Can success really make you lose friends? Grace Francis
Friendships can end for all sorts of reasons. Some may come to an end naturally. She who was once a very good friend, may eventually and quite naturally, become an acquaintance.
But what do you do, when the friend you considered your ‘best friend for life’, literally, the one you thought you might grow old with, ends your friendship, with no explanation?
This was my experience with a friend of 15 years, which led me to explore friendships, break ups and healing from the grief of when it all goes pear shaped and you are left wondering ‘what happened?’.
For months I denied the fact that I was grieving the break up of this friendship until I recognized what was happening and subsequently allowed myself to journey through the healing process and arrive at the other side whole.
Whilst on this journey, I’ve discovered that many women navigate the end of a lost, but loved, friendship alone and this led me to explore friendships further. Whilst trying to learn from my own friendship trauma, one question stood out, ‘Can success, make you lose friends?’
Why did I find myself googling this question?
Well, in my world, pre-friendship breakup, life was going so well, I was a part of a great friendship network, one that I thought was only getting stronger, my friend was like a sister, our partners had become good friends, I was finally starting to see success in my business and my wedding was round the corner. Then all of a sudden, my friendship with my bestie, my sister from another mister, my ride or die, was over.

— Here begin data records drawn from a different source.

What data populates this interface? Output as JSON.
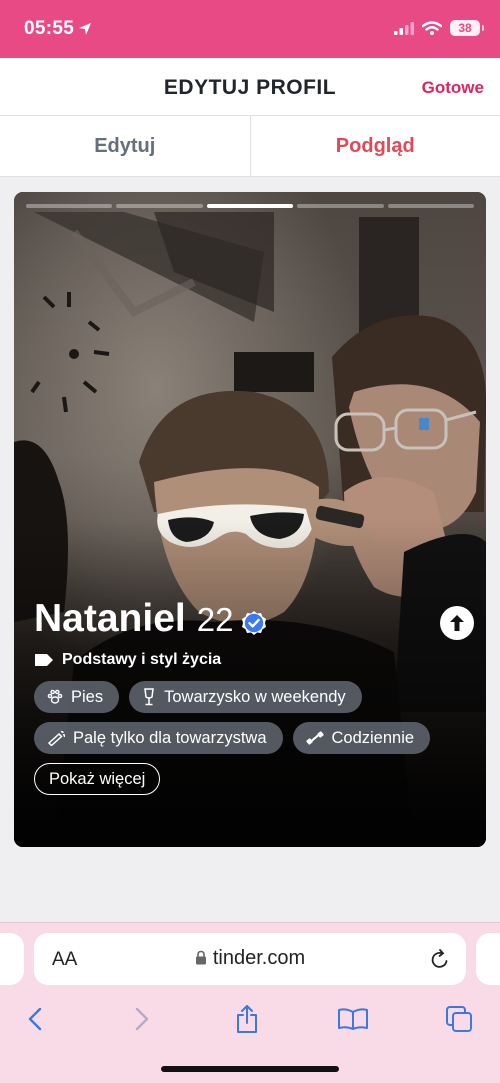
{
  "status_bar": {
    "time": "05:55",
    "battery": "38"
  },
  "header": {
    "title": "EDYTUJ PROFIL",
    "done_label": "Gotowe"
  },
  "tabs": [
    {
      "label": "Edytuj",
      "active": false
    },
    {
      "label": "Podgląd",
      "active": true
    }
  ],
  "profile": {
    "photo_count": 5,
    "active_photo": 2,
    "name": "Nataniel",
    "age": "22",
    "section_label": "Podstawy i styl życia",
    "chips": [
      {
        "icon": "paw-icon",
        "label": "Pies"
      },
      {
        "icon": "glass-icon",
        "label": "Towarzysko w weekendy"
      },
      {
        "icon": "cigarette-icon",
        "label": "Palę tylko dla towarzystwa"
      },
      {
        "icon": "dumbbell-icon",
        "label": "Codziennie"
      }
    ],
    "show_more_label": "Pokaż więcej"
  },
  "browser": {
    "aa_label": "AA",
    "url": "tinder.com"
  },
  "colors": {
    "brand": "#e84a86",
    "accent": "#e0245e",
    "tab_active": "#e04a58",
    "verified": "#3d79f1"
  }
}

There was no fight, no wrongdoing, no explanation.
Why do endings like this happen?
Recently, I have spoken to a number of women who have experienced a close friend distancing themselves and exiting the relationship with little communication. Each woman experiencing the same painful emotions and left wondering “what happened?”
I found that in many of these stories, there were some similarities. These were the ditched friend being at a point where she was evolving, either in her career, getting married, having a baby or just reaching a place of happiness that was hard to knock. And then it hits, the loved friend withdraws.

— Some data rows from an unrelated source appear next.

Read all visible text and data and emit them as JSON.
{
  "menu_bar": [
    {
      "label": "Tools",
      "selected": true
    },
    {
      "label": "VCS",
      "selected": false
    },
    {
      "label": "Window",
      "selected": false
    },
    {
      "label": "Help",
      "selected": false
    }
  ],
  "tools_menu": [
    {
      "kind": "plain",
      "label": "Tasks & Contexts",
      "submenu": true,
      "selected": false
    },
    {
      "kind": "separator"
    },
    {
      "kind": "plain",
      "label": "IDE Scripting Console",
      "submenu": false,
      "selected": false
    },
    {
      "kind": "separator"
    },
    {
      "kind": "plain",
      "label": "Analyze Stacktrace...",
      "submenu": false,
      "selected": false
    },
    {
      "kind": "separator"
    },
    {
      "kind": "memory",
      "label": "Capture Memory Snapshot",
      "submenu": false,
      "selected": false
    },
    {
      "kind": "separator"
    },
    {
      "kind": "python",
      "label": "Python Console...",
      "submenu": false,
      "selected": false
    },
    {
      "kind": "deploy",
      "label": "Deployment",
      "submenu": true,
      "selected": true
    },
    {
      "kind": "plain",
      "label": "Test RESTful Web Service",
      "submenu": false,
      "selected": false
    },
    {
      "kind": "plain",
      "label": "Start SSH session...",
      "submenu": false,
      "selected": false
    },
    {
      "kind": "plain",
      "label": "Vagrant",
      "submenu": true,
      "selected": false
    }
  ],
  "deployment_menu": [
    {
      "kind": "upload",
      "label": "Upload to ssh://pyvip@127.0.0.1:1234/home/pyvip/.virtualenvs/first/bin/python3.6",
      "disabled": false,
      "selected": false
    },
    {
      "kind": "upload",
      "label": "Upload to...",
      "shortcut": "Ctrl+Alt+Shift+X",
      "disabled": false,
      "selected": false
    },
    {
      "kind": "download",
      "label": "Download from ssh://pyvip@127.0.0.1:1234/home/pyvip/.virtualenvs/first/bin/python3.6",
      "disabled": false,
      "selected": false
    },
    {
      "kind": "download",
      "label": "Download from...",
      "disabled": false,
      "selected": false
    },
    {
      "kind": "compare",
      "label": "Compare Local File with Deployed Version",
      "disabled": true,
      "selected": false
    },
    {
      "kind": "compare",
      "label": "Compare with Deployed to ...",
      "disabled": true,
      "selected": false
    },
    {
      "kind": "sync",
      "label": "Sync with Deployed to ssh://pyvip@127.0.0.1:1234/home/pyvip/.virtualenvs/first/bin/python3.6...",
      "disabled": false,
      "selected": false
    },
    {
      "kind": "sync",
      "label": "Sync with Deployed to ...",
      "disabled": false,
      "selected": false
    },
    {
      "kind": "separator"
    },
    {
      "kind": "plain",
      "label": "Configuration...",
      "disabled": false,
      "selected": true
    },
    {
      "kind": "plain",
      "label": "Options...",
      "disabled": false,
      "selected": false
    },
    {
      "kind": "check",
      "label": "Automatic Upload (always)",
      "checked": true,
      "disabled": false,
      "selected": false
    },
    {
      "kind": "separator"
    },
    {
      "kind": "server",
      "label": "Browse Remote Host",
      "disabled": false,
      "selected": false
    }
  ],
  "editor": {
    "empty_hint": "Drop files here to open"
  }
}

Could we be dealing with the very real human emotion that we ALL feel from time to time, the one we call “envy”?
I think sometimes yes.
Signs there could be envy in your friendship:
They never congratulate you on your successes
They don’t engage in conversation about the areas of life you are proud of
They bring negative energy to your good news
They don’t offer support
It is important to acknowledge that envy is a very real human emotion that we all experience from time to time.
Signs you are experiencing envy within your friendship:
You feel insecure,
You feel reduced in your self-esteem
You dislike certain experiences around them
They start to trigger you and you can’t pinpoint or rationalise why.
What is your relationship with your envy? I recognise this emotion as a gift when I experience it. It often shows me when a person is having an experience that I deep down desire to experience myself. The experience may feel hard to reach but it helps me get into alignment with my own values.
When this happens in your friendship, talk honestly and explore these feelings together.
It’s also important to recognise that relationships can end for other reasons too, such as having little in common, simply growing apart, moving away, and in some cases betrayal (in which case, is the root cause still envy?).
I feel that if someone is a true friend, success should not force you apart, indeed it should help you grow together. But if envy can’t be addressed, it will eventually hinder your growth turning a break up into a true gift.
Have you experienced a break up when success was in the picture? We’d love you to share your experience in the comments.
Grace Francis is the founder of DramEd, a company that creates creative educational experiences for families and children. They celebrate performers and aims to play a significant role in making space for performing arts in childhood education. The company incorporates DramEd Educators, which deliver classes that teach core subjects through performing arts. Since launch, they have delivered over 600 classes to thousands of children. @grace_followheart